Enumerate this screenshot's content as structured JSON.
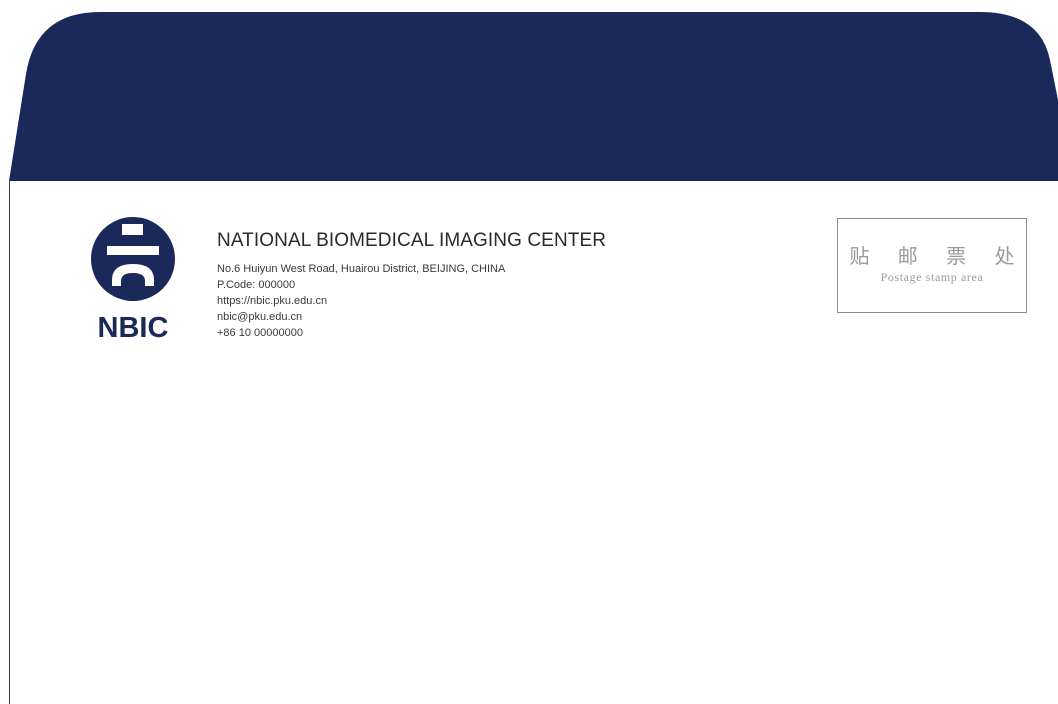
{
  "colors": {
    "brand_navy": "#1a285a",
    "page_background": "#ffffff",
    "stamp_border": "#8c8c8c",
    "stamp_text": "#9a9a9a"
  },
  "logo": {
    "wordmark": "NBIC",
    "icon": "nbic-emblem-icon"
  },
  "organization": {
    "name": "NATIONAL BIOMEDICAL IMAGING CENTER",
    "address": "No.6 Huiyun West Road, Huairou District, BEIJING, CHINA",
    "postcode": "P.Code:  000000",
    "website": "https://nbic.pku.edu.cn",
    "email": "nbic@pku.edu.cn",
    "phone": "+86 10 00000000"
  },
  "stamp_area": {
    "label_cn": "贴 邮 票 处",
    "label_en": "Postage stamp area"
  }
}
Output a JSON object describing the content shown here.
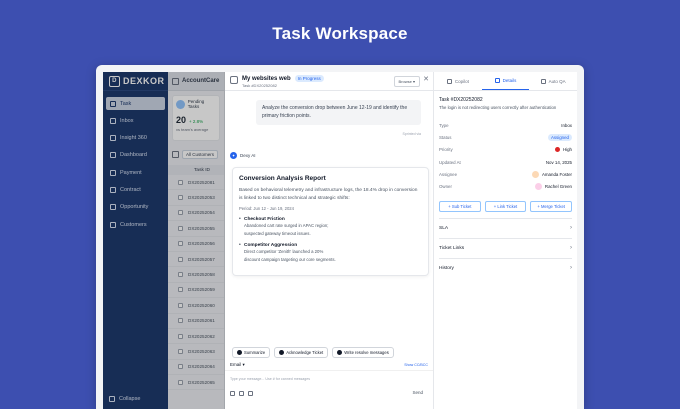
{
  "page_title": "Task Workspace",
  "sidebar": {
    "brand": "DEXKOR",
    "items": [
      {
        "label": "Task",
        "icon": "task-icon",
        "active": true
      },
      {
        "label": "Inbox",
        "icon": "inbox-icon"
      },
      {
        "label": "Insight 360",
        "icon": "insight-icon"
      },
      {
        "label": "Dashboard",
        "icon": "dashboard-icon"
      },
      {
        "label": "Payment",
        "icon": "payment-icon"
      },
      {
        "label": "Contract",
        "icon": "contract-icon"
      },
      {
        "label": "Opportunity",
        "icon": "opportunity-icon"
      },
      {
        "label": "Customers",
        "icon": "customers-icon"
      }
    ],
    "collapse": "Collapse"
  },
  "list": {
    "header": "AccountCare",
    "pending_title": "Pending Tasks",
    "pending_count": "20",
    "pending_delta": "+ 2.8%",
    "pending_sub": "vs team's average",
    "filter": "All Customers",
    "col_header": "Task ID",
    "tickets": [
      "DX20252081",
      "DX20252053",
      "DX20252054",
      "DX20252055",
      "DX20252056",
      "DX20252057",
      "DX20252058",
      "DX20252059",
      "DX20252060",
      "DX20252061",
      "DX20252062",
      "DX20252063",
      "DX20252064",
      "DX20252065"
    ]
  },
  "chat": {
    "title": "My websites web",
    "status": "In Progress",
    "subtitle": "Task #DX20252082",
    "browse": "Browse",
    "user_message": "Analyze the conversion drop between June 12-19 and identify the primary friction points.",
    "user_meta": "Sprinted via",
    "ai_name": "Dexy AI",
    "report": {
      "title": "Conversion Analysis Report",
      "summary": "Based on behavioral telemetry and infrastructure logs, the 18.4% drop in conversion is linked to two distinct technical and strategic shifts:",
      "period": "Period: Jun 12 - Jun 19, 2024",
      "findings": [
        {
          "title": "Checkout Friction",
          "text_1": "Abandoned cart rate surged in APAC region;",
          "text_2": "suspected gateway timeout issues."
        },
        {
          "title": "Competitor Aggression",
          "text_1": "Direct competitor 'Zenith' launched a 20%",
          "text_2": "discount campaign targeting our core segments."
        }
      ]
    },
    "actions": [
      "Summarize",
      "Acknowledge Ticket",
      "Write resolve messages"
    ],
    "channel": "Email",
    "show_cc": "Show CC/BCC",
    "placeholder": "Type your message... Use # for canned messages",
    "send": "Send"
  },
  "details": {
    "tabs": [
      "Copilot",
      "Details",
      "Auto QA"
    ],
    "active_tab": 1,
    "task_id": "Task #DX20252082",
    "description": "The login is not redirecting users correctly after authentication",
    "props": [
      {
        "key": "Type",
        "value": "Inbox"
      },
      {
        "key": "Status",
        "value": "Assigned"
      },
      {
        "key": "Priority",
        "value": "High"
      },
      {
        "key": "Updated At",
        "value": "Nov 14, 2025"
      },
      {
        "key": "Assignee",
        "value": "Amanda Foster"
      },
      {
        "key": "Owner",
        "value": "Rachel Green"
      }
    ],
    "actions": [
      "+ Sub Ticket",
      "+ Link Ticket",
      "+ Merge Ticket"
    ],
    "sections": [
      "SLA",
      "Ticket Links",
      "History"
    ]
  },
  "colors": {
    "background": "#3d4fb0",
    "sidebar": "#1e3a6e",
    "accent": "#2563eb",
    "priority_high": "#dc2626"
  }
}
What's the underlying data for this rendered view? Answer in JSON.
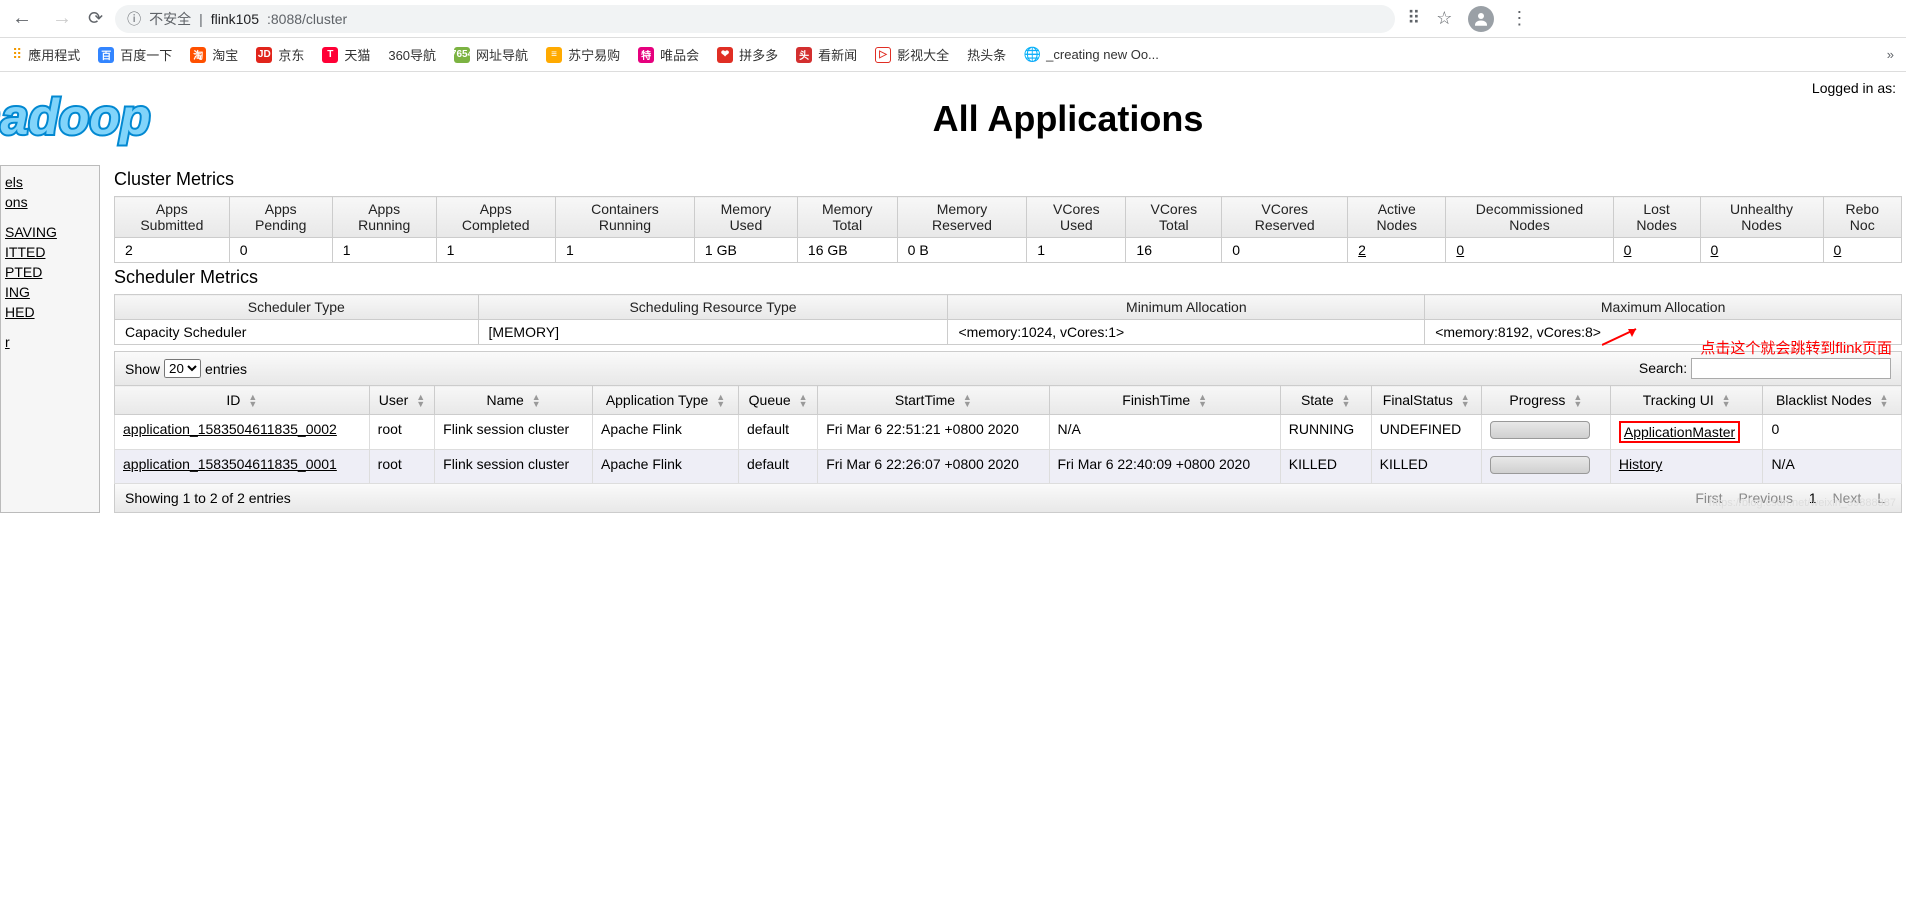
{
  "browser": {
    "insecure_label": "不安全",
    "url_host": "flink105",
    "url_path": ":8088/cluster"
  },
  "bookmarks": {
    "apps": "應用程式",
    "items": [
      {
        "label": "百度一下",
        "color": "#3385ff",
        "glyph": "百"
      },
      {
        "label": "淘宝",
        "color": "#ff5000",
        "glyph": "淘"
      },
      {
        "label": "京东",
        "color": "#e1251b",
        "glyph": "JD"
      },
      {
        "label": "天猫",
        "color": "#ff0036",
        "glyph": "T"
      },
      {
        "label": "360导航",
        "color": "#ffffff",
        "glyph": ""
      },
      {
        "label": "网址导航",
        "color": "#7cb342",
        "glyph": "7654"
      },
      {
        "label": "苏宁易购",
        "color": "#ffaa00",
        "glyph": "≡"
      },
      {
        "label": "唯品会",
        "color": "#e6007e",
        "glyph": "特"
      },
      {
        "label": "拼多多",
        "color": "#e02e24",
        "glyph": "❤"
      },
      {
        "label": "看新闻",
        "color": "#d32f2f",
        "glyph": "头"
      },
      {
        "label": "影视大全",
        "color": "#ffffff",
        "glyph": "▷"
      },
      {
        "label": "热头条",
        "color": "",
        "glyph": ""
      },
      {
        "label": "_creating new Oo...",
        "color": "#888",
        "glyph": "🌐"
      }
    ]
  },
  "page": {
    "logged_in": "Logged in as: ",
    "title": "All Applications"
  },
  "sidebar": {
    "items": [
      "els",
      "ons",
      "",
      "SAVING",
      "ITTED",
      "PTED",
      "ING",
      "HED",
      "",
      "r"
    ]
  },
  "cluster_metrics": {
    "title": "Cluster Metrics",
    "headers": [
      "Apps Submitted",
      "Apps Pending",
      "Apps Running",
      "Apps Completed",
      "Containers Running",
      "Memory Used",
      "Memory Total",
      "Memory Reserved",
      "VCores Used",
      "VCores Total",
      "VCores Reserved",
      "Active Nodes",
      "Decommissioned Nodes",
      "Lost Nodes",
      "Unhealthy Nodes",
      "Rebo Noc"
    ],
    "values": [
      "2",
      "0",
      "1",
      "1",
      "1",
      "1 GB",
      "16 GB",
      "0 B",
      "1",
      "16",
      "0",
      "2",
      "0",
      "0",
      "0",
      "0"
    ]
  },
  "scheduler_metrics": {
    "title": "Scheduler Metrics",
    "headers": [
      "Scheduler Type",
      "Scheduling Resource Type",
      "Minimum Allocation",
      "Maximum Allocation"
    ],
    "values": [
      "Capacity Scheduler",
      "[MEMORY]",
      "<memory:1024, vCores:1>",
      "<memory:8192, vCores:8>"
    ]
  },
  "datatable": {
    "show_label": "Show",
    "entries_label": "entries",
    "show_value": "20",
    "search_label": "Search:",
    "columns": [
      "ID",
      "User",
      "Name",
      "Application Type",
      "Queue",
      "StartTime",
      "FinishTime",
      "State",
      "FinalStatus",
      "Progress",
      "Tracking UI",
      "Blacklist Nodes"
    ],
    "rows": [
      {
        "id": "application_1583504611835_0002",
        "user": "root",
        "name": "Flink session cluster",
        "type": "Apache Flink",
        "queue": "default",
        "start": "Fri Mar 6 22:51:21 +0800 2020",
        "finish": "N/A",
        "state": "RUNNING",
        "final": "UNDEFINED",
        "tracking": "ApplicationMaster",
        "blacklist": "0"
      },
      {
        "id": "application_1583504611835_0001",
        "user": "root",
        "name": "Flink session cluster",
        "type": "Apache Flink",
        "queue": "default",
        "start": "Fri Mar 6 22:26:07 +0800 2020",
        "finish": "Fri Mar 6 22:40:09 +0800 2020",
        "state": "KILLED",
        "final": "KILLED",
        "tracking": "History",
        "blacklist": "N/A"
      }
    ],
    "footer_info": "Showing 1 to 2 of 2 entries",
    "pager": {
      "first": "First",
      "prev": "Previous",
      "page": "1",
      "next": "Next",
      "last": "L"
    }
  },
  "annotation": "点击这个就会跳转到flink页面",
  "watermark": "https://blog.csdn.net/weixin_39888387"
}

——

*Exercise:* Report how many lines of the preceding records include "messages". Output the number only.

*Exercise output:* 2